Although evidence that Pittman was laid off over eight other employees who ranked below her may cast some doubt on Defendant's claim that a departmental ranking was always the primary indicator of who would be laid off, given the totality of the circumstances in this case, we are not prepared to conclude that this evidence created a genuine issue for trial. First, the record is not complete enough for us to conclude that Defendant failed to follow its lay-off policy regarding Pittman. For example, the record does not contain Pittman's or her peers' PAR ratings for 1990; as a result, we have no way of knowing whether the rankings within the Labor Grade 43 group were especially close, requiring Defendant to consider seniority or other factors, in addition to rankings, in determining who would be laid off. See supra note 2 (outlining Defendant's lay-off policy). Moreover, although Plaintiff points out that Pittman was selected for layoff over lower-ranking employees who were younger than Pittman, Plaintiff has neglected to note that two lower-ranking employees who retained their jobs were actually older than Pittman. This tends to show that the irregularity involving Pittman was not based on age discrimination, and this evidence also tends to refute Plaintiff's claim that "rankings meant one thing for older employees and another thing for younger ones." Cf. McDonald v. Santa Fe Trail Transp. Co., 427 U.S. 273, 283, 96 S.Ct. 2574, 2580, 49 L.Ed.2d 493 (1976) (Title VII not violated if employer's procedures similarly applied to members of all races). Finally, although disturbing procedural irregularities can be evidence of pretext, see Colon-Sanchez v. Marsh, 733 F.2d 78, 81 (10th Cir.), cert. denied, 469 U.S. 855, 105 S.Ct. 181, 83 L.Ed.2d 115 (1984), given the large number of layoffs, and the fact that Plaintiff is able to identify only one instance where Defendant selected an employee for layoff over lower-ranking employees, we conclude Plaintiff has failed to present sufficient evidence to show a "deviation from the procedural norm sufficient to view [Defendant's] reasons for [selecting Plaintiff for layoff] as pretextual." See Brousard-Norcross v. Augustana College Ass'n, 935 F.2d 974, 977 (8th Cir.1991) (holding that college's use of spring student evaluations in denying plaintiff tenure even though college's policy was to use
In conclusion, we have considered all of Plaintiff's evidence and have determined that the evidence taken as a whole was insufficient to create a genuine issue of material fact as to whether Defendant's proffered reasons for selecting Plaintiff for layoff were a pretext for discrimination. Accordingly, the district court properly granted summary judgment in favor of Defendant.
The panel filed its opinion in this matter on May 18, 1994, and now has for consideration Plaintiff's petition for rehearing.
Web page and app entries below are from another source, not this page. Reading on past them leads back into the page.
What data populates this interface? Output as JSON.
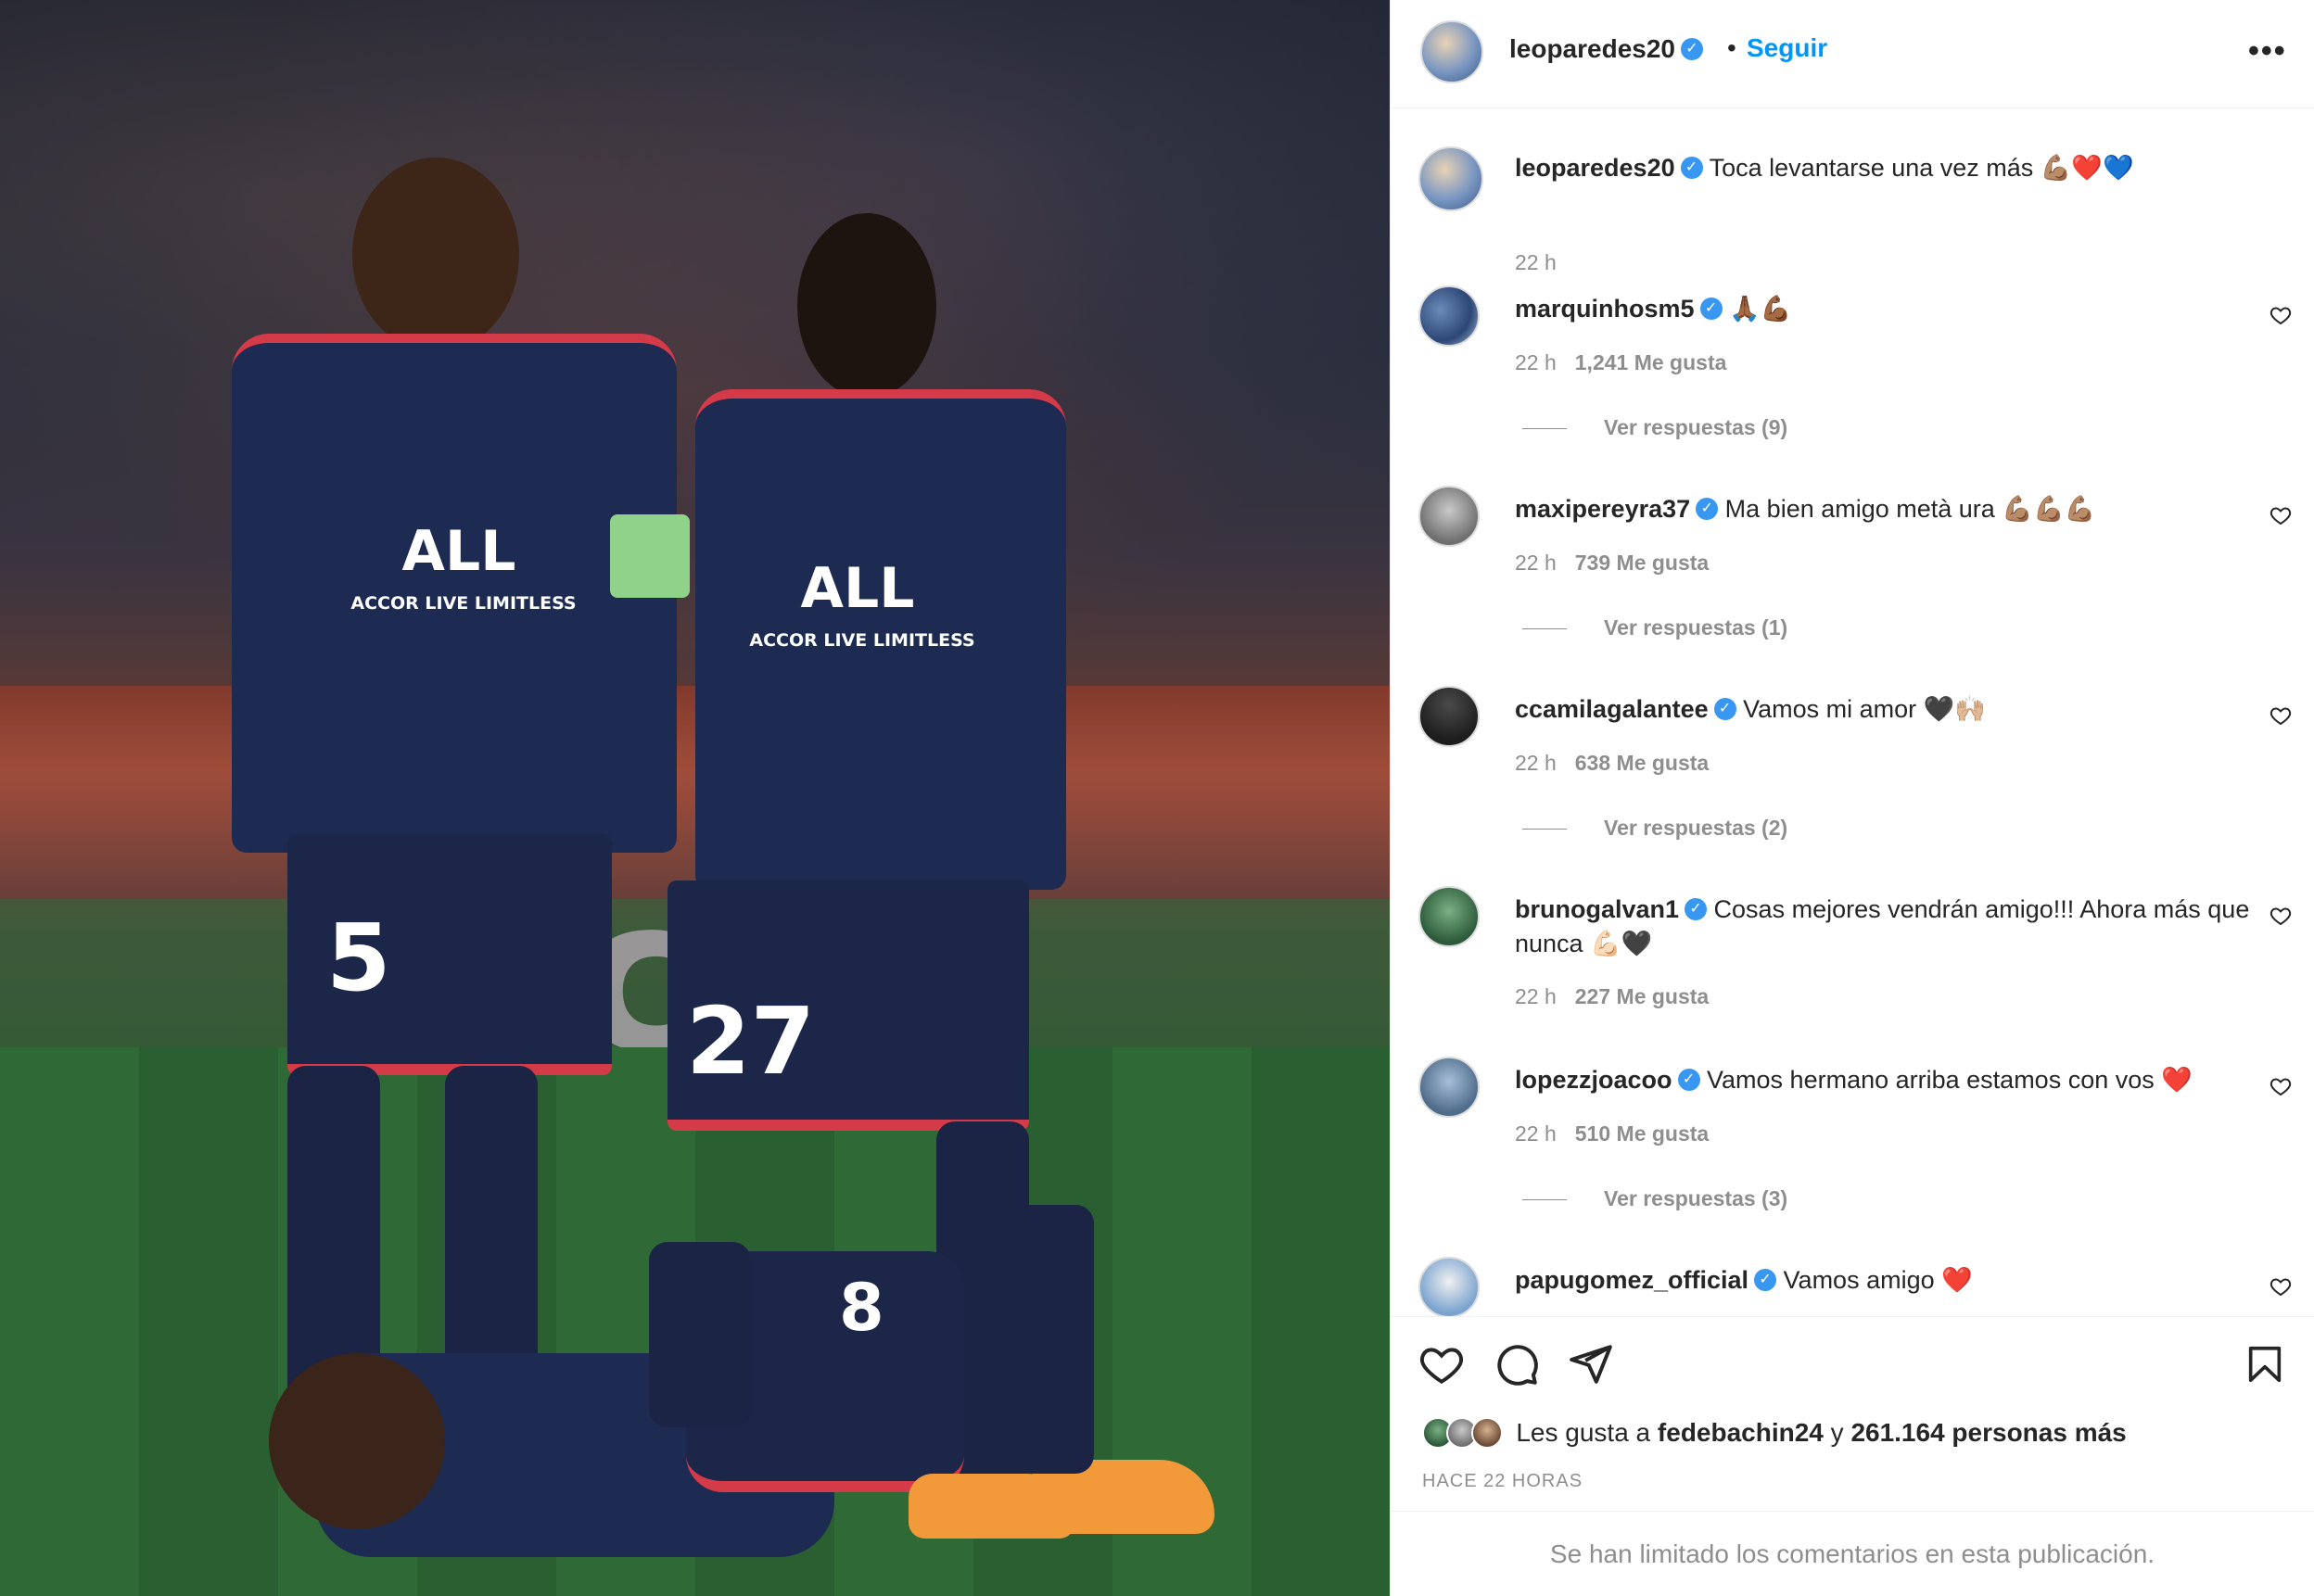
{
  "post": {
    "author": "leoparedes20",
    "follow_label": "Seguir",
    "separator": "•",
    "more_label": "•••",
    "verified_mark": "✓"
  },
  "photo": {
    "board_text": "can",
    "jersey_sponsor_line1": "ALL",
    "jersey_sponsor_line2": "ACCOR LIVE LIMITLESS",
    "player_numbers": [
      "5",
      "27",
      "8"
    ]
  },
  "caption": {
    "username": "leoparedes20",
    "text": "Toca levantarse una vez más 💪🏽❤️💙",
    "time": "22 h"
  },
  "comments": [
    {
      "username": "marquinhosm5",
      "text": "🙏🏾💪🏾",
      "time": "22 h",
      "likes": "1,241 Me gusta",
      "replies": "Ver respuestas (9)"
    },
    {
      "username": "maxipereyra37",
      "text": "Ma bien amigo metà ura 💪🏽💪🏽💪🏽",
      "time": "22 h",
      "likes": "739 Me gusta",
      "replies": "Ver respuestas (1)"
    },
    {
      "username": "ccamilagalantee",
      "text": "Vamos mi amor 🖤🙌🏼",
      "time": "22 h",
      "likes": "638 Me gusta",
      "replies": "Ver respuestas (2)"
    },
    {
      "username": "brunogalvan1",
      "text": "Cosas mejores vendrán amigo!!! Ahora más que nunca 💪🏻🖤",
      "time": "22 h",
      "likes": "227 Me gusta",
      "replies": ""
    },
    {
      "username": "lopezzjoacoo",
      "text": "Vamos hermano arriba estamos con vos ❤️",
      "time": "22 h",
      "likes": "510 Me gusta",
      "replies": "Ver respuestas (3)"
    },
    {
      "username": "papugomez_official",
      "text": "Vamos amigo ❤️",
      "time": "",
      "likes": "",
      "replies": ""
    }
  ],
  "actions": {
    "likes_prefix": "Les gusta a",
    "liked_by": "fedebachin24",
    "likes_join": "y",
    "likes_count": "261.164 personas más",
    "timestamp": "HACE 22 HORAS"
  },
  "footer": {
    "limited_text": "Se han limitado los comentarios en esta publicación."
  },
  "colors": {
    "accent_blue": "#0095f6",
    "verified_blue": "#3897f0",
    "text_primary": "#262626",
    "text_secondary": "#8e8e8e"
  },
  "icons": [
    "heart-icon",
    "comment-icon",
    "share-icon",
    "bookmark-icon",
    "more-icon",
    "verified-icon"
  ]
}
Based on Plaintiff's representations on page 16 in her opening brief, the panel stated in its opinion that Defendant had not interviewed anyone from Dept. 983X for a parts planner position. In her rehearing petition, however, Plaintiff for the first time correctly cites to testimony in the record indicating the Defendant interviewed one person from Dept. 983X. Although this fact in no way alters the holding, for the sake of factual accuracy the panel has decided to amend its opinion.
Accordingly, the panel withdraws its opinion filed May 18, 1994, and grants rehearing for the limited purpose of amending that opinion by deleting the first two complete sentences on page 14 thereof. The panel files its amended opinion this date and denies Plaintiff's petition for rehearing in all other respects.
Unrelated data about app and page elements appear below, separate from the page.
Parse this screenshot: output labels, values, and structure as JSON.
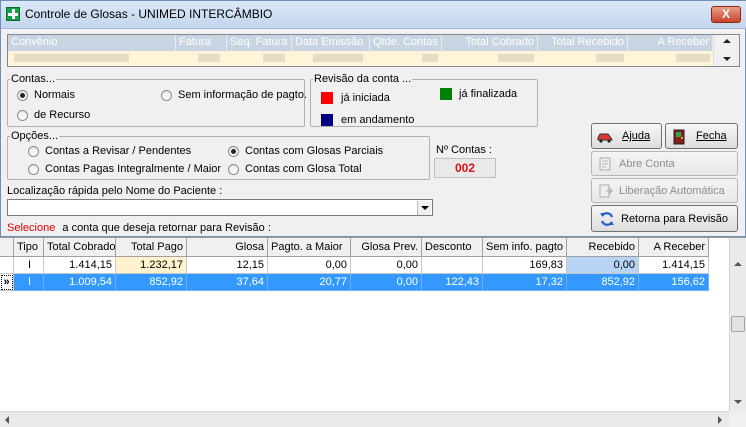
{
  "window": {
    "title": "Controle de Glosas - UNIMED INTERCÂMBIO",
    "close_label": "X"
  },
  "convenio_grid": {
    "columns": [
      "Convênio",
      "Fatura",
      "Seq. Fatura",
      "Data Emissão",
      "Qtde. Contas",
      "Total Cobrado",
      "Total Recebido",
      "A Receber"
    ]
  },
  "contas": {
    "legend": "Contas...",
    "options": [
      "Normais",
      "de Recurso",
      "Sem informação de pagto."
    ],
    "selected": "Normais"
  },
  "revisao": {
    "legend": "Revisão da conta ...",
    "items": [
      {
        "label": "já iniciada",
        "color": "#ff0000"
      },
      {
        "label": "já finalizada",
        "color": "#008000"
      },
      {
        "label": "em andamento",
        "color": "#000080"
      }
    ]
  },
  "opcoes": {
    "legend": "Opções...",
    "options": [
      "Contas a Revisar / Pendentes",
      "Contas Pagas Integralmente / Maior",
      "Contas com Glosas Parciais",
      "Contas com Glosa Total"
    ],
    "selected": "Contas com Glosas Parciais"
  },
  "num_contas": {
    "label": "Nº Contas :",
    "value": "002"
  },
  "buttons": {
    "ajuda": "Ajuda",
    "fecha": "Fecha",
    "abre_conta": "Abre Conta",
    "liberacao": "Liberação Automática",
    "retorna": "Retorna para Revisão"
  },
  "search": {
    "label": "Localização rápida pelo Nome do Paciente :",
    "value": ""
  },
  "instruction": {
    "highlight": "Selecione",
    "rest": "a conta que deseja retornar para Revisão :"
  },
  "main_grid": {
    "columns": [
      "Tipo",
      "Total Cobrado",
      "Total Pago",
      "Glosa",
      "Pagto. a Maior",
      "Glosa Prev.",
      "Desconto",
      "Sem info. pagto",
      "Recebido",
      "A Receber"
    ],
    "rows": [
      [
        "I",
        "1.414,15",
        "1.232,17",
        "12,15",
        "0,00",
        "0,00",
        "",
        "169,83",
        "0,00",
        "1.414,15"
      ],
      [
        "I",
        "1.009,54",
        "852,92",
        "37,64",
        "20,77",
        "0,00",
        "122,43",
        "17,32",
        "852,92",
        "156,62"
      ]
    ],
    "selected_row": 1,
    "row_indicator": "»"
  }
}
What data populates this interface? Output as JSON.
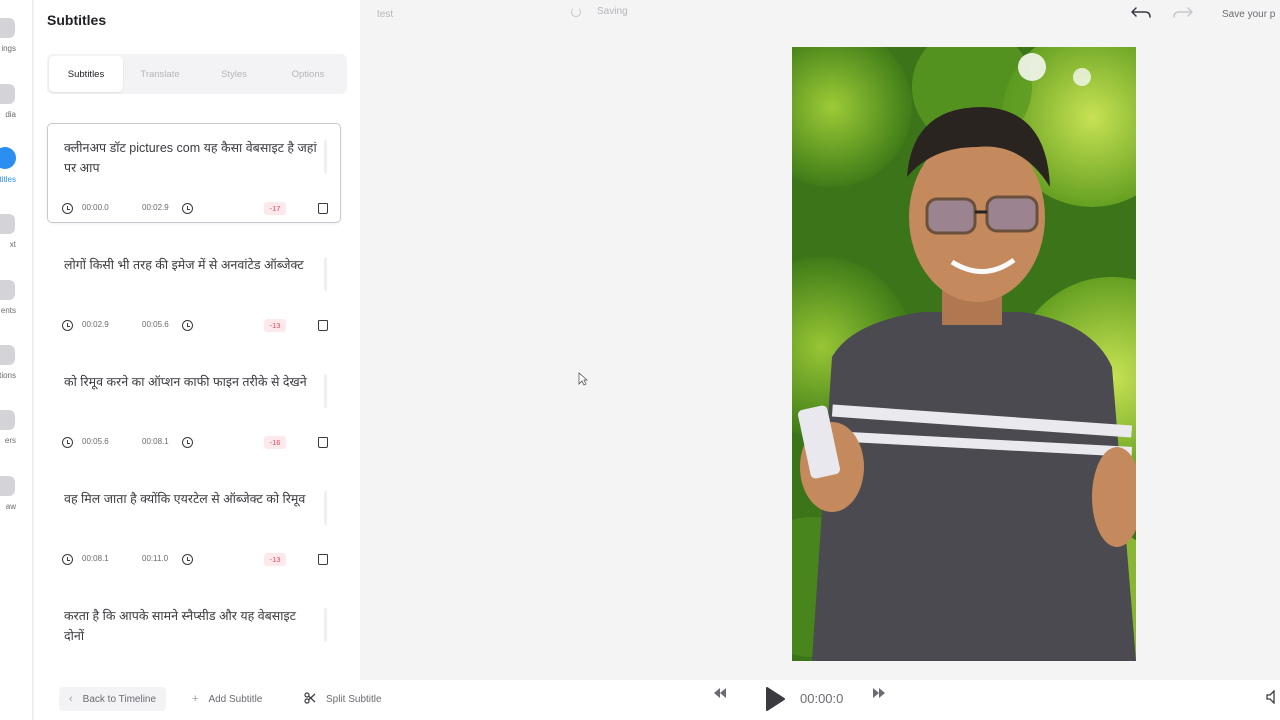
{
  "rail": {
    "items": [
      {
        "label": "ings",
        "icon": "settings-icon",
        "active": false
      },
      {
        "label": "dia",
        "icon": "media-icon",
        "active": false
      },
      {
        "label": "btitles",
        "icon": "subtitles-icon",
        "active": true
      },
      {
        "label": "xt",
        "icon": "text-icon",
        "active": false
      },
      {
        "label": "ents",
        "icon": "elements-icon",
        "active": false
      },
      {
        "label": "itions",
        "icon": "transitions-icon",
        "active": false
      },
      {
        "label": "ers",
        "icon": "filters-icon",
        "active": false
      },
      {
        "label": "aw",
        "icon": "draw-icon",
        "active": false
      }
    ]
  },
  "panel": {
    "title": "Subtitles",
    "tabs": [
      "Subtitles",
      "Translate",
      "Styles",
      "Options"
    ],
    "active_tab": "Subtitles"
  },
  "subtitles": [
    {
      "text": "क्लीनअप डॉट pictures com यह कैसा वेबसाइट है जहां पर आप",
      "start": "00:00.0",
      "end": "00:02.9",
      "badge": "-17"
    },
    {
      "text": "लोगों किसी भी तरह की इमेज में से अनवांटेड ऑब्जेक्ट",
      "start": "00:02.9",
      "end": "00:05.6",
      "badge": "-13"
    },
    {
      "text": "को रिमूव करने का ऑप्शन काफी फाइन तरीके से देखने",
      "start": "00:05.6",
      "end": "00:08.1",
      "badge": "-16"
    },
    {
      "text": "वह मिल जाता है क्योंकि एयरटेल से ऑब्जेक्ट को रिमूव",
      "start": "00:08.1",
      "end": "00:11.0",
      "badge": "-13"
    },
    {
      "text": "करता है कि आपके सामने स्नैप्सीड और यह वेबसाइट दोनों",
      "start": "",
      "end": "",
      "badge": ""
    }
  ],
  "bottombar": {
    "back": "Back to Timeline",
    "add": "Add Subtitle",
    "split": "Split Subtitle"
  },
  "topbar": {
    "project_name": "test",
    "status": "Saving",
    "save_project": "Save your p"
  },
  "player": {
    "timecode": "00:00:0"
  },
  "colors": {
    "accent": "#2b8ef0",
    "badge_bg": "#fde9ec",
    "badge_text": "#e8475f"
  }
}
Martin Marietta Astronautics Group, Human Resources Communication Document 3.2, Reduction in Force Guideline ¶ II.B(5) (rev. June 1988).